MARTIN Compston has shown off his new Gaelic skills at the Glasgow Film Festival, revealing that learning the language “definitely wasn’t easy”.
The Line of Duty star said they were “teaching Gaelic on a trial basis” for an upcoming BBC documentary project to find out “where Gaelic sits in modern Scotland”.
The Scottish actor was in Glasgow for the 20th anniversary screening of Ken Loach’s Sweet Sixteen, the film that made his career as a schoolboy in Greenock a household name.
The National asked Compston if he could show what he had learned.
READ MORE: Martin Compston says problems in Sweet Sixteen are now “more than ever”.
The actor then said: “Is mise Martin. Is toigh leam Irn Bru. Tha mi à Alba”, which translates as: “I am Martin. I like Irn Bru. I’m from Scotland. ”
He added that he recently found the expression “càite bheil an teine?”. which means “where’s the fire?” what they said “cracked me”.
“I’m getting there,” he said. “When I started I thought it was something that was in my blood somewhere and it was going to come easy, and it’s definitely not easy.
“But I enjoy it. It’s just something that becomes a hobby. I look forward to doing it and hopefully it gets better over time.”

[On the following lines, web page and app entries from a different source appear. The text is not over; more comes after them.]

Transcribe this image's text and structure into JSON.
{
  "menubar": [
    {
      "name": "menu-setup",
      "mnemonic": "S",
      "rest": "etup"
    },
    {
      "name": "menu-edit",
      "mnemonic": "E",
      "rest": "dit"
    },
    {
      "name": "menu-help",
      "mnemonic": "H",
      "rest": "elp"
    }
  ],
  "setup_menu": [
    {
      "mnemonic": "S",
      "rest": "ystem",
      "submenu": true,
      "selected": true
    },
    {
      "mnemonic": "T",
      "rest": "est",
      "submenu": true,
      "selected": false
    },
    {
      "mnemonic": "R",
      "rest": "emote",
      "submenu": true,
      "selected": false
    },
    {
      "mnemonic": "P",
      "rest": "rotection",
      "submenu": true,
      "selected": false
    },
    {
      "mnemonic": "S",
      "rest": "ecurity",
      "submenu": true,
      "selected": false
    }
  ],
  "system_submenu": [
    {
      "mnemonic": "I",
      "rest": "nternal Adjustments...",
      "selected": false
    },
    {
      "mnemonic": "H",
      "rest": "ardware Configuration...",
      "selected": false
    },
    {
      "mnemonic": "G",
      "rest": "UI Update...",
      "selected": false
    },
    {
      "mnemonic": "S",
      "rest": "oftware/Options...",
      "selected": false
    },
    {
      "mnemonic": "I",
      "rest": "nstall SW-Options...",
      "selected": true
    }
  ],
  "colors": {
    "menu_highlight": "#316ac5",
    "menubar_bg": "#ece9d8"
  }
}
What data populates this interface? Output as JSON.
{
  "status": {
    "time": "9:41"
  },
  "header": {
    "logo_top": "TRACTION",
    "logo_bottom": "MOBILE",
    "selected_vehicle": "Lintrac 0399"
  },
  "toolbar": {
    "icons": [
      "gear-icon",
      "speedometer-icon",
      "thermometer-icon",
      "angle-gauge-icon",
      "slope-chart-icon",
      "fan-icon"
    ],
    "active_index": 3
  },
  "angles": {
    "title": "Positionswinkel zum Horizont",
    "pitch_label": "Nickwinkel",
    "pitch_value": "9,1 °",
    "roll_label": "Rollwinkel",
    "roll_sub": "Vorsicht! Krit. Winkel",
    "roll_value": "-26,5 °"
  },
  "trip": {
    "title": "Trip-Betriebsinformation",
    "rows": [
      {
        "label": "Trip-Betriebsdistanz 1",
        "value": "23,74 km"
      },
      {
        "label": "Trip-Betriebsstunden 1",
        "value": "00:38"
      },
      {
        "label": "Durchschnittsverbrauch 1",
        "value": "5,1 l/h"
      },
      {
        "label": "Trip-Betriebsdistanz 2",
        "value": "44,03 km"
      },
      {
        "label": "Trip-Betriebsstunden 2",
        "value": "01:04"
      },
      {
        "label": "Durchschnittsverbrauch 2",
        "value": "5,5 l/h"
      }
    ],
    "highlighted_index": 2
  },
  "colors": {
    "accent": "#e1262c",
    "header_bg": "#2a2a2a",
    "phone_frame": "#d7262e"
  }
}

There were rumors Compston would be arriving in Glasgow in one of the tracksuits he wore in Sweet Sixteen, but the actor told The National: “I bottled it.”
They said, “I have to find it [them] because Carol, our lovely wardrobe designer for Sweet Sixteen, is here and kept them all. The pair were my actual tracksuits back then. I think she hid them somewhere.”

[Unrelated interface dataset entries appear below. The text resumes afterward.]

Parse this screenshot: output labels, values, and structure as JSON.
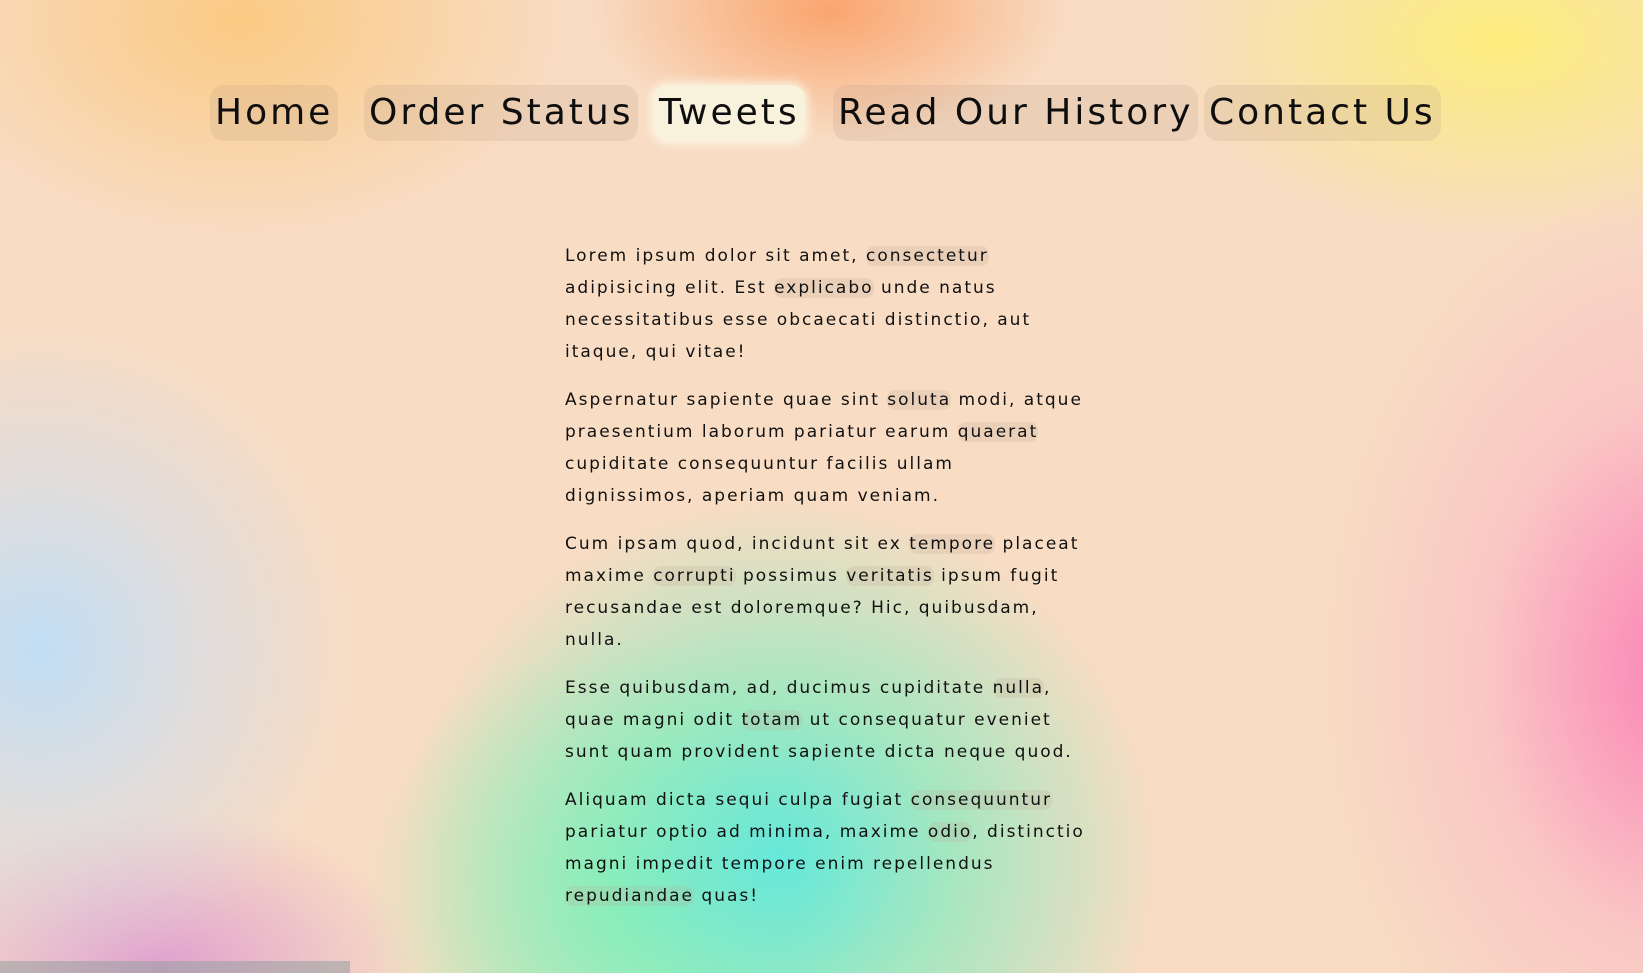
{
  "nav": {
    "items": [
      {
        "label": "Home",
        "active": false
      },
      {
        "label": "Order Status",
        "active": false
      },
      {
        "label": "Tweets",
        "active": true
      },
      {
        "label": "Read Our History",
        "active": false
      },
      {
        "label": "Contact Us",
        "active": false
      }
    ]
  },
  "content": {
    "paragraphs": [
      [
        {
          "t": "Lorem ipsum dolor sit amet, "
        },
        {
          "t": "consectetur",
          "hl": true
        },
        {
          "t": " adipisicing elit. Est "
        },
        {
          "t": "explicabo",
          "hl": true
        },
        {
          "t": " unde natus necessitatibus esse obcaecati distinctio, aut itaque, qui vitae!"
        }
      ],
      [
        {
          "t": "Aspernatur sapiente quae sint "
        },
        {
          "t": "soluta",
          "hl": true
        },
        {
          "t": " modi, atque praesentium laborum pariatur earum "
        },
        {
          "t": "quaerat",
          "hl": true
        },
        {
          "t": " cupiditate consequuntur facilis ullam dignissimos, aperiam quam veniam."
        }
      ],
      [
        {
          "t": "Cum ipsam quod, incidunt sit ex "
        },
        {
          "t": "tempore",
          "hl": true
        },
        {
          "t": " placeat maxime "
        },
        {
          "t": "corrupti",
          "hl": true
        },
        {
          "t": " possimus "
        },
        {
          "t": "veritatis",
          "hl": true
        },
        {
          "t": " ipsum fugit recusandae est doloremque? Hic, quibusdam, nulla."
        }
      ],
      [
        {
          "t": "Esse quibusdam, ad, ducimus cupiditate "
        },
        {
          "t": "nulla",
          "hl": true
        },
        {
          "t": ", quae magni odit "
        },
        {
          "t": "totam",
          "hl": true
        },
        {
          "t": " ut consequatur eveniet sunt quam provident sapiente dicta neque quod."
        }
      ],
      [
        {
          "t": "Aliquam dicta sequi culpa fugiat "
        },
        {
          "t": "consequuntur",
          "hl": true
        },
        {
          "t": " pariatur optio ad minima, maxime "
        },
        {
          "t": "odio",
          "hl": true
        },
        {
          "t": ", distinctio magni impedit tempore enim repellendus "
        },
        {
          "t": "repudiandae",
          "hl": true
        },
        {
          "t": " quas!"
        }
      ]
    ]
  },
  "colors": {
    "background": "#f8dcc3",
    "active_tab": "#f8f2dd",
    "text": "#111111"
  }
}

Compston, who lives in Las Vegas with his wife, said it was emotional to be back in Scotland with the Sweet Sixteen crew.
From left: Paul Laverty, Annmarie Fulton, Martin Compston and Rebecca O’Brien
He said: “We still have our place at Greenock. I’ve been here and down in London lately promoting Our House.
“It feels quite emotional to come back here and see the boys for sure. Twenty years feels like flying.”
He said he’s “excited and nervous to see Sweet Sixteen again,” and said he’ll likely “cringe” at the sight of his 17-year-old self.
When asked if he could go back and ask his teenage self if he believed his success, Compston replied, “No. Well, I mean, you have to have a little faith in yourself. I think you do this [industry].
READ MORE: Alan Cumming on the microcosm of Edinburgh explaining the need for independence
“I think there’s a lot to be said for having a chip on your shoulder. I always feel like I have to prove something.
“I feel like that keeps me motivated, keeps me going and I don’t get complacent. In some ways I don’t think it would have happened to me, but in other ways I would never bet against myself. Who knows where I’ll go from here.”
Martin Compston was in Glasgow for the Sweet Sixteen 20th Anniversary
When asked why Sweet Sixteen has been in Scots’ minds for 20 years, Compston said: “A lot of it has to do with Ken [Loach] and the guys, they have such a great track record of filmmaking.
“And it’s just the truth, because that’s the thing, looking back at it, would I kind of cringe because I didn’t know what I was doing on set and why I was doing it?
“But that’s why it was so good, because it was so raw. I probably couldn’t show that performance now because I was fearless. I would worry too much about camera angles and all that stuff that’s in your subconscious now, but back then I didn’t care. ”